THE PROBLEM —
Write the entries out again exactly; any picture among them gets left out.

(Element data from apps and pages)
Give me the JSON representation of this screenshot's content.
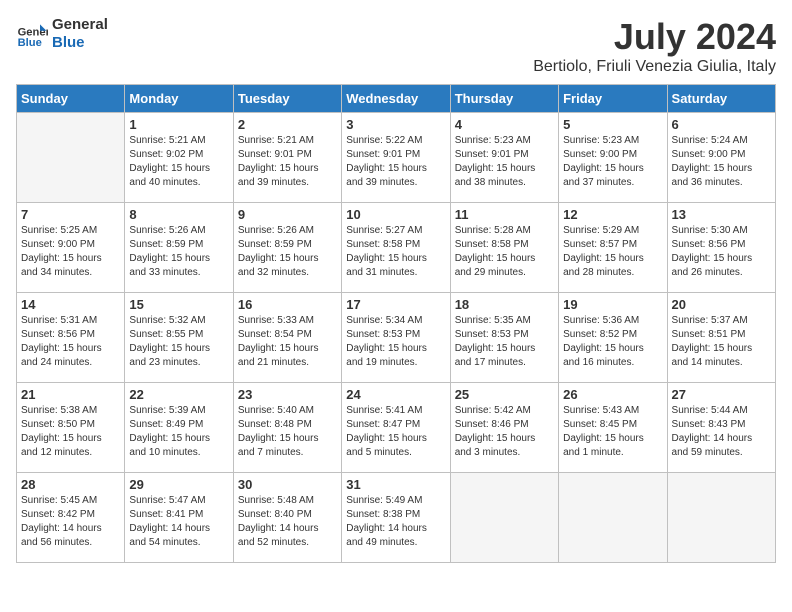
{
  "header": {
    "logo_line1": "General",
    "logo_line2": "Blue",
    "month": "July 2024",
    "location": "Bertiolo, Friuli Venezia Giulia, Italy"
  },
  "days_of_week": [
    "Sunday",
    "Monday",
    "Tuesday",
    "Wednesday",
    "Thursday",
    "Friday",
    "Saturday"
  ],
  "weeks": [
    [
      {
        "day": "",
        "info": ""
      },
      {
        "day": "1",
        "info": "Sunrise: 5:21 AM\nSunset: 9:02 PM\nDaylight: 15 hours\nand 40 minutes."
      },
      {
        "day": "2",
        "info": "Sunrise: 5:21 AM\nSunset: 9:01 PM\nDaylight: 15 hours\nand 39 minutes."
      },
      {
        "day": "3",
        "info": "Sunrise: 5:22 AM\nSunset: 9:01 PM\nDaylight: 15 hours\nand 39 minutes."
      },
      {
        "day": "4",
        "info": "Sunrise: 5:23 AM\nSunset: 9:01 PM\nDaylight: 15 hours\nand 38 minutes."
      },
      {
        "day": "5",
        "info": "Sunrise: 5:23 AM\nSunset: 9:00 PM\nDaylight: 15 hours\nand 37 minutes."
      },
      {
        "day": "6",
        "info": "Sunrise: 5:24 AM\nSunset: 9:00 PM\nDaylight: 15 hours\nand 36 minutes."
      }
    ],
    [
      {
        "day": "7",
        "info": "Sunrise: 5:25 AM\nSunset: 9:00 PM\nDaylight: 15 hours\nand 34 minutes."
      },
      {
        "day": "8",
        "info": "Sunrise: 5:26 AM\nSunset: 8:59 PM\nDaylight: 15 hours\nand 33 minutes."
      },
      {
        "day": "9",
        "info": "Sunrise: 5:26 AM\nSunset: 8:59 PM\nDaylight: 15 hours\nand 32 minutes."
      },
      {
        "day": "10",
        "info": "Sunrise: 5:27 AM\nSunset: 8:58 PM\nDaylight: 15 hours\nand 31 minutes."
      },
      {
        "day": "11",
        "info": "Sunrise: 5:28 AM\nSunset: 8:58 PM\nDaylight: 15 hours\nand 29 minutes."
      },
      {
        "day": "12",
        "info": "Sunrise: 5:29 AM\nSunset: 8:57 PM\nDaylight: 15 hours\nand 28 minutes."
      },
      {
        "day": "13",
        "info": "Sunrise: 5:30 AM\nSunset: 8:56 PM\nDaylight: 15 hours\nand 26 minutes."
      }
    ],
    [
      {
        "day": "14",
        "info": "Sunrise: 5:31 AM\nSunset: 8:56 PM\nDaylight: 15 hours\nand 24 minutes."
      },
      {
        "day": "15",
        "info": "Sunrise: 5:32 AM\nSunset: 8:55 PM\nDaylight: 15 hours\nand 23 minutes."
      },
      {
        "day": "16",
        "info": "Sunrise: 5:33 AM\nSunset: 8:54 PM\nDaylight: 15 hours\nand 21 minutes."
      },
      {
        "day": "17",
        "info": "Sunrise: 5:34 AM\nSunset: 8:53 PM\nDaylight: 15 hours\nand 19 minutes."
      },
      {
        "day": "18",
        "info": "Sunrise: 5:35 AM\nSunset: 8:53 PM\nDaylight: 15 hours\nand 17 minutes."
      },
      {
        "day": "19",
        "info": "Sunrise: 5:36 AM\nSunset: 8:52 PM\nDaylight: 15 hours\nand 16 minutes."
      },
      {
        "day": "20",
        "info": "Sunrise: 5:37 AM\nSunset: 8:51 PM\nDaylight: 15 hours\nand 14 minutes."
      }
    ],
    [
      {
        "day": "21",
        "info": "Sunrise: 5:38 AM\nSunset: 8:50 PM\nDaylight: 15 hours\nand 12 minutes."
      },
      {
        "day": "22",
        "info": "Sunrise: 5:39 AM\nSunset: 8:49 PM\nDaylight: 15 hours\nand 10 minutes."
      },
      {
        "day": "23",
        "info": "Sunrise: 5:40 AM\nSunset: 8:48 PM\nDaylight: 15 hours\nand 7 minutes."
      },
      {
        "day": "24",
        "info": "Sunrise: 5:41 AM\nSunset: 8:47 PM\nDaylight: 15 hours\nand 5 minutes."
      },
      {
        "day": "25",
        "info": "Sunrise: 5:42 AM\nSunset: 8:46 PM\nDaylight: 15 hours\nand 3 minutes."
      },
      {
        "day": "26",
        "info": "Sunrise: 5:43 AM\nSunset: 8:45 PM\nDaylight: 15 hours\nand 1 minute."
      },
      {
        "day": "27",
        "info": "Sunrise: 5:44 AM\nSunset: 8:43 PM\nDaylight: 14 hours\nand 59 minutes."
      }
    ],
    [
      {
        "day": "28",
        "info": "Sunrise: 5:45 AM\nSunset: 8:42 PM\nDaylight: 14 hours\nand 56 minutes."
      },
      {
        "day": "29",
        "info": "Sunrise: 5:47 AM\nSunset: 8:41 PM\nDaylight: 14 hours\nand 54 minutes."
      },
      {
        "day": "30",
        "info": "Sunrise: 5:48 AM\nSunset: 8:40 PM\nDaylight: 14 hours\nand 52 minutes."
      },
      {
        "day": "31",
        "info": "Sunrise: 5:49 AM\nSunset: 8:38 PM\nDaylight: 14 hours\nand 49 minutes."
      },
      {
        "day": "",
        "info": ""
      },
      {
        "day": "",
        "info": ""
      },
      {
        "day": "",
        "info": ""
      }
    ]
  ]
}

TASK RESULT —
Give me the JSON representation of this screenshot's content.
{
  "header": {
    "logo_line1": "General",
    "logo_line2": "Blue",
    "month": "July 2024",
    "location": "Bertiolo, Friuli Venezia Giulia, Italy"
  },
  "days_of_week": [
    "Sunday",
    "Monday",
    "Tuesday",
    "Wednesday",
    "Thursday",
    "Friday",
    "Saturday"
  ],
  "weeks": [
    [
      {
        "day": "",
        "info": ""
      },
      {
        "day": "1",
        "info": "Sunrise: 5:21 AM\nSunset: 9:02 PM\nDaylight: 15 hours\nand 40 minutes."
      },
      {
        "day": "2",
        "info": "Sunrise: 5:21 AM\nSunset: 9:01 PM\nDaylight: 15 hours\nand 39 minutes."
      },
      {
        "day": "3",
        "info": "Sunrise: 5:22 AM\nSunset: 9:01 PM\nDaylight: 15 hours\nand 39 minutes."
      },
      {
        "day": "4",
        "info": "Sunrise: 5:23 AM\nSunset: 9:01 PM\nDaylight: 15 hours\nand 38 minutes."
      },
      {
        "day": "5",
        "info": "Sunrise: 5:23 AM\nSunset: 9:00 PM\nDaylight: 15 hours\nand 37 minutes."
      },
      {
        "day": "6",
        "info": "Sunrise: 5:24 AM\nSunset: 9:00 PM\nDaylight: 15 hours\nand 36 minutes."
      }
    ],
    [
      {
        "day": "7",
        "info": "Sunrise: 5:25 AM\nSunset: 9:00 PM\nDaylight: 15 hours\nand 34 minutes."
      },
      {
        "day": "8",
        "info": "Sunrise: 5:26 AM\nSunset: 8:59 PM\nDaylight: 15 hours\nand 33 minutes."
      },
      {
        "day": "9",
        "info": "Sunrise: 5:26 AM\nSunset: 8:59 PM\nDaylight: 15 hours\nand 32 minutes."
      },
      {
        "day": "10",
        "info": "Sunrise: 5:27 AM\nSunset: 8:58 PM\nDaylight: 15 hours\nand 31 minutes."
      },
      {
        "day": "11",
        "info": "Sunrise: 5:28 AM\nSunset: 8:58 PM\nDaylight: 15 hours\nand 29 minutes."
      },
      {
        "day": "12",
        "info": "Sunrise: 5:29 AM\nSunset: 8:57 PM\nDaylight: 15 hours\nand 28 minutes."
      },
      {
        "day": "13",
        "info": "Sunrise: 5:30 AM\nSunset: 8:56 PM\nDaylight: 15 hours\nand 26 minutes."
      }
    ],
    [
      {
        "day": "14",
        "info": "Sunrise: 5:31 AM\nSunset: 8:56 PM\nDaylight: 15 hours\nand 24 minutes."
      },
      {
        "day": "15",
        "info": "Sunrise: 5:32 AM\nSunset: 8:55 PM\nDaylight: 15 hours\nand 23 minutes."
      },
      {
        "day": "16",
        "info": "Sunrise: 5:33 AM\nSunset: 8:54 PM\nDaylight: 15 hours\nand 21 minutes."
      },
      {
        "day": "17",
        "info": "Sunrise: 5:34 AM\nSunset: 8:53 PM\nDaylight: 15 hours\nand 19 minutes."
      },
      {
        "day": "18",
        "info": "Sunrise: 5:35 AM\nSunset: 8:53 PM\nDaylight: 15 hours\nand 17 minutes."
      },
      {
        "day": "19",
        "info": "Sunrise: 5:36 AM\nSunset: 8:52 PM\nDaylight: 15 hours\nand 16 minutes."
      },
      {
        "day": "20",
        "info": "Sunrise: 5:37 AM\nSunset: 8:51 PM\nDaylight: 15 hours\nand 14 minutes."
      }
    ],
    [
      {
        "day": "21",
        "info": "Sunrise: 5:38 AM\nSunset: 8:50 PM\nDaylight: 15 hours\nand 12 minutes."
      },
      {
        "day": "22",
        "info": "Sunrise: 5:39 AM\nSunset: 8:49 PM\nDaylight: 15 hours\nand 10 minutes."
      },
      {
        "day": "23",
        "info": "Sunrise: 5:40 AM\nSunset: 8:48 PM\nDaylight: 15 hours\nand 7 minutes."
      },
      {
        "day": "24",
        "info": "Sunrise: 5:41 AM\nSunset: 8:47 PM\nDaylight: 15 hours\nand 5 minutes."
      },
      {
        "day": "25",
        "info": "Sunrise: 5:42 AM\nSunset: 8:46 PM\nDaylight: 15 hours\nand 3 minutes."
      },
      {
        "day": "26",
        "info": "Sunrise: 5:43 AM\nSunset: 8:45 PM\nDaylight: 15 hours\nand 1 minute."
      },
      {
        "day": "27",
        "info": "Sunrise: 5:44 AM\nSunset: 8:43 PM\nDaylight: 14 hours\nand 59 minutes."
      }
    ],
    [
      {
        "day": "28",
        "info": "Sunrise: 5:45 AM\nSunset: 8:42 PM\nDaylight: 14 hours\nand 56 minutes."
      },
      {
        "day": "29",
        "info": "Sunrise: 5:47 AM\nSunset: 8:41 PM\nDaylight: 14 hours\nand 54 minutes."
      },
      {
        "day": "30",
        "info": "Sunrise: 5:48 AM\nSunset: 8:40 PM\nDaylight: 14 hours\nand 52 minutes."
      },
      {
        "day": "31",
        "info": "Sunrise: 5:49 AM\nSunset: 8:38 PM\nDaylight: 14 hours\nand 49 minutes."
      },
      {
        "day": "",
        "info": ""
      },
      {
        "day": "",
        "info": ""
      },
      {
        "day": "",
        "info": ""
      }
    ]
  ]
}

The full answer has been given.